Michael Stewart needs his coffee and cigarettes. The prolific 24-year-old MC, better known by his stage name Mic Stew, began puffing on Marlboro Reds while a freshman at Temple University, finding that it helped him write lyrics. With an upcoming Big L-inspired EP due for release this fall, and his well-received debut LP, Peaceworld, already in the books, it doesn’t look like Mic Stew will be kicking his habit anytime soon.
Peaceworld, which was released this past April, has earned positive reviews from local print and radio outlets, but as good as that album is, Stewart is still best known for his formidable freestyle ability. He jumped onto the national radar when he won last year’s Red Bull EmSee Freestyle Battle, one of the biggest freestyle events in the country, which forced competitors to include randomized words into their raps. Thanks to his signature quick wit and natural flow, Stewart was awarded $10,000, along with the recognition and performing opportunities that winning the event entailed. And, in case there’s any doubt of the battle’s validity, David Banner, Big K.R.I.T., and none other than DJ Premier were its judges.
“What Red Bull did was cut the fat,” Stewart tells PW. “It’s been very helpful in legitimating me as a professional. It opened up the doors to a lot of sponsorship opportunities and a lot of quality bookings that before I had to fight for. Now, they’re coming to me.”
Among his exploits since winning the Red Bull EmSee contest are stints sharing the stage with the Roots’ Questlove, playing at the Firefly Festival, and he’ll head back to Delaware this month for the FoxTail Fest, where he’ll be performing alongside Machine Gun Kelly and Travi$ Scott. Tonight in Rittenhouse Square, he’ll be sharing the stage with hip-hop luminary Cee Knowledge (formerly Doodlebug of Digable Planets fame) and his Cosmic Funk Orchestra for the final installation of this year’s PW "Concerts in the Park" series.

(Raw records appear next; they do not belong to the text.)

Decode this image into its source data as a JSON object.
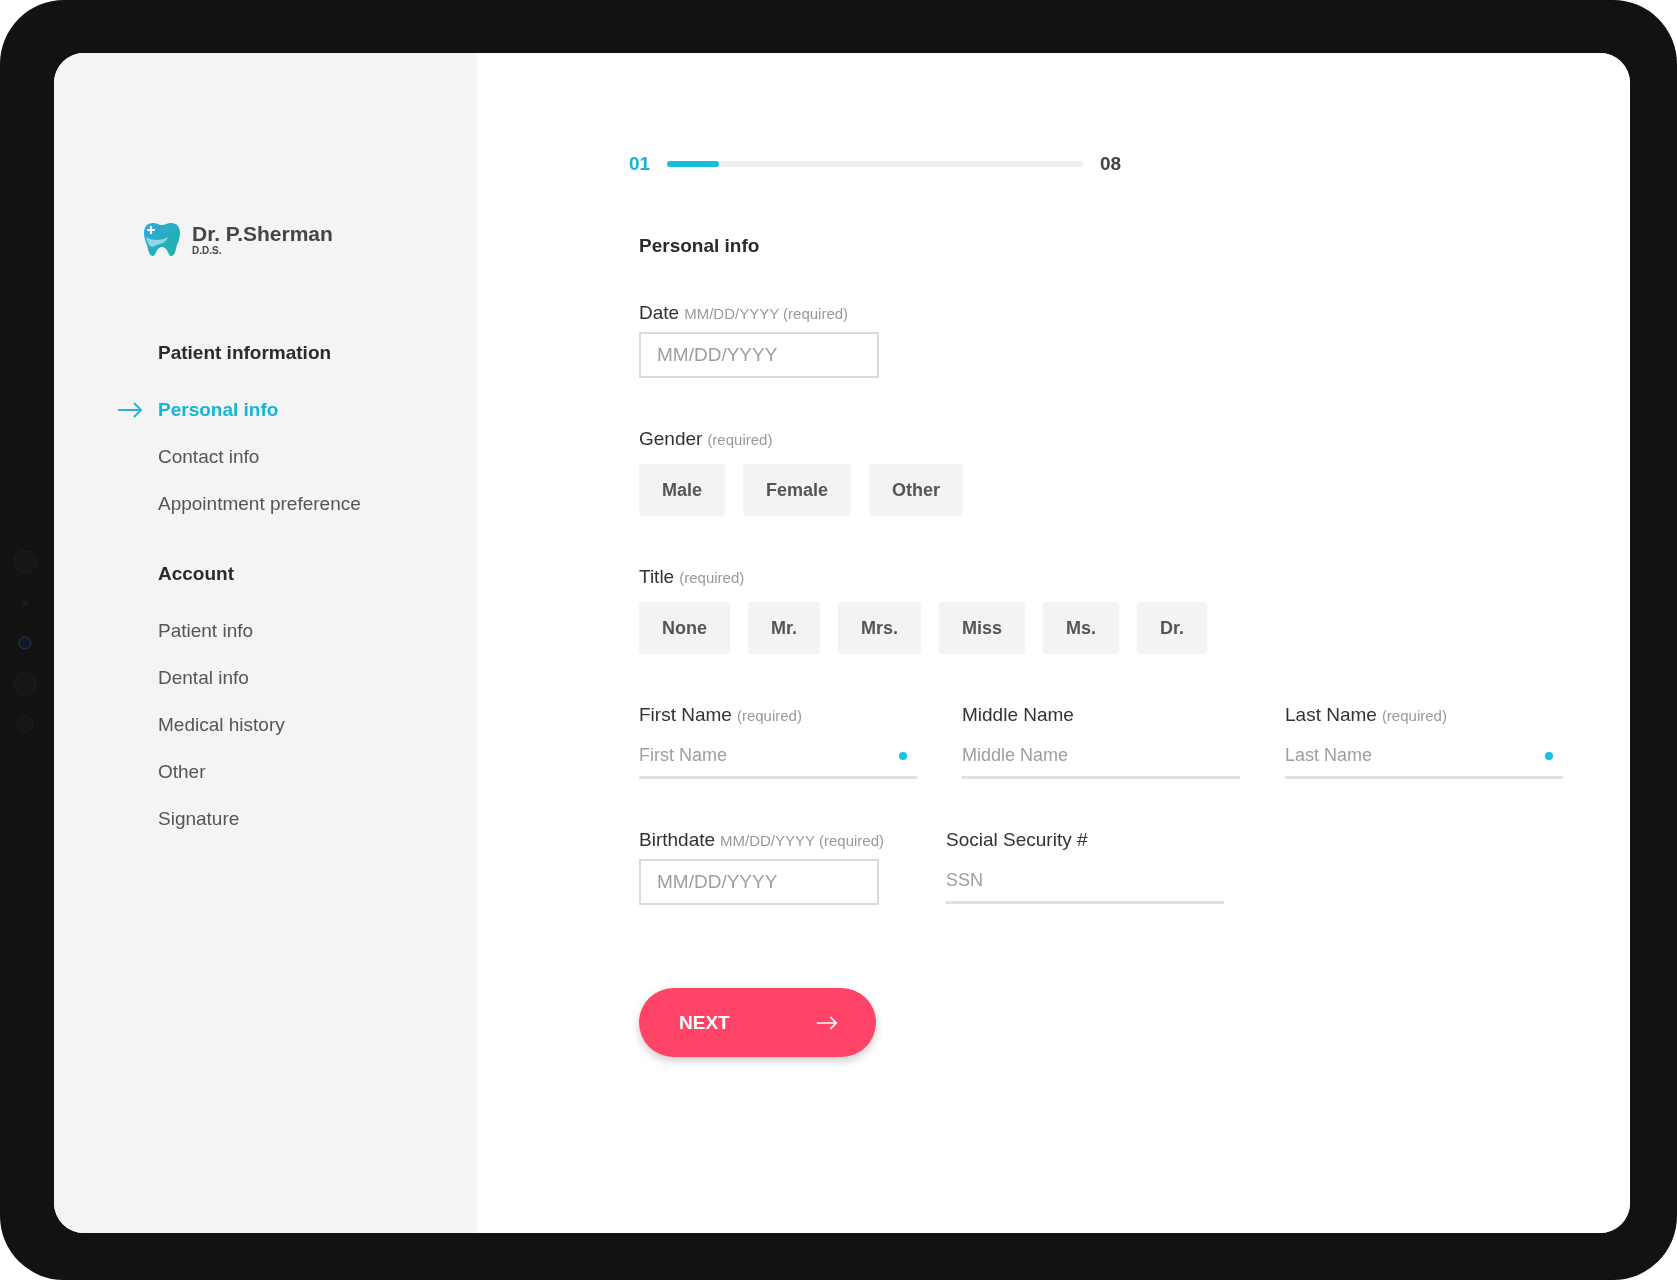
{
  "progress": {
    "current": "01",
    "total": "08",
    "level": 0.125
  },
  "sidebar": {
    "logo": {
      "name": "Dr. P.Sherman",
      "subtitle": "D.D.S."
    },
    "sections": [
      {
        "heading": "Patient information",
        "items": [
          {
            "label": "Personal info",
            "selected": true
          },
          {
            "label": "Contact info",
            "selected": false
          },
          {
            "label": "Appointment preference",
            "selected": false
          }
        ]
      },
      {
        "heading": "Account",
        "items": [
          {
            "label": "Patient info",
            "selected": false
          },
          {
            "label": "Dental info",
            "selected": false
          },
          {
            "label": "Medical history",
            "selected": false
          },
          {
            "label": "Other",
            "selected": false
          },
          {
            "label": "Signature",
            "selected": false
          }
        ]
      }
    ]
  },
  "form": {
    "heading": "Personal info",
    "rows": [
      [
        {
          "kind": "boxed",
          "label": "Date",
          "note": "MM/DD/YYYY (required)",
          "placeholder": "MM/DD/YYYY"
        }
      ],
      [
        {
          "kind": "choices",
          "label": "Gender",
          "note": "(required)",
          "options": [
            {
              "label": "Male",
              "selected": false
            },
            {
              "label": "Female",
              "selected": false
            },
            {
              "label": "Other",
              "selected": false
            }
          ]
        }
      ],
      [
        {
          "kind": "choices",
          "label": "Title",
          "note": "(required)",
          "options": [
            {
              "label": "None",
              "selected": false
            },
            {
              "label": "Mr.",
              "selected": false
            },
            {
              "label": "Mrs.",
              "selected": false
            },
            {
              "label": "Miss",
              "selected": false
            },
            {
              "label": "Ms.",
              "selected": false
            },
            {
              "label": "Dr.",
              "selected": false
            }
          ]
        }
      ],
      [
        {
          "kind": "underline",
          "label": "First Name",
          "note": "(required)",
          "placeholder": "First Name",
          "required": true
        },
        {
          "kind": "underline",
          "label": "Middle Name",
          "placeholder": "Middle Name",
          "required": false
        },
        {
          "kind": "underline",
          "label": "Last Name",
          "note": "(required)",
          "placeholder": "Last Name",
          "required": true
        }
      ],
      [
        {
          "kind": "boxed",
          "label": "Birthdate",
          "note": "MM/DD/YYYY (required)",
          "placeholder": "MM/DD/YYYY"
        },
        {
          "kind": "underline",
          "label": "Social Security #",
          "placeholder": "SSN",
          "required": false
        }
      ]
    ]
  },
  "next_button": {
    "label": "NEXT"
  }
}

Citing the Fugees, Tupac and Jay Z as early influences, Stewart began freestyling when he was just 12. The unassuming MC, who grew up in Royersford, Pa., has always had a profound love of music, thanks in large part to parents who, he says, danced to blues in the house and “sang in the car and all that shit.” By the time he moved to Philly to attend Temple, Stewart had a very clear plan in place: conquer the city’s hip-hop network. When his nose wasn’t buried in history and physics textbooks, he was busy performing at any club or venue that would host him. As it turns out, Temple may have been the most important choice for him, and not just academically. Stewart credits Temple’s “Freestyle Fridays,” an unofficial weekly cipher—lingo for a group freestyle session—that meets at the campus landmark Bell Tower, to his ascent up the Philadelphia hip-hop scene.
“People were starting to hear about that all over the city and come out to see,” says Stewart, pausing to take a long drag on his cigarette.
In the wake of his battle victories, Stewart has eschewed the record label path, choosing to self-release his material, including Peaceworld. The move is a bold one: He is forgoing all the guaranteed provisions and marketing strategies that even a small label can offer, with his sights set instead on building his reputation should a larger label come knocking.
“The metric for success and market value right now is your social network,” he says. “If you want to get a meeting with Sony tomorrow, you either need to know somebody who really, really cares about your music, or you need 150,000 views on your YouTube videos and 50,000 Twitter followers. We’re not interested in having that conversation with labels right now because they’re not going to be giving me anywhere near the type of deal I’m looking for, which is creative freedom. Right now, we’re trying to be self-powered until we get large enough to sit on the other side of a bargaining table and make some demands.”
Stewart appears to be relying, either by fortune or divine design, on the strength of his mic skills at a time when the importance of real ability is starting to matter in hip-hop again. As his hot latest single boasts, “I’m not from Brooklyn, but I’ll holler, “Booker, booker, pick a book up”/I’m not a back packer, there’s just words you need to look up/Kitchen’s getting hotter from the verses that I cook up/Now I’m pushing product, SAMlive got the hook-up.”
“Creativity shouldn’t be bound,” he says, flicking away cigarette ash. “I think you should be as creative as possible and as talented as possible. And showcase that to the best of your abilities.”
Wed., Sept. 4. 7pm. Free. Rittenhouse Square, Walnut St. between 18th St. and Rittenhouse Square West.
The Pack A.D. are built for the road
PW's Music Issue 2014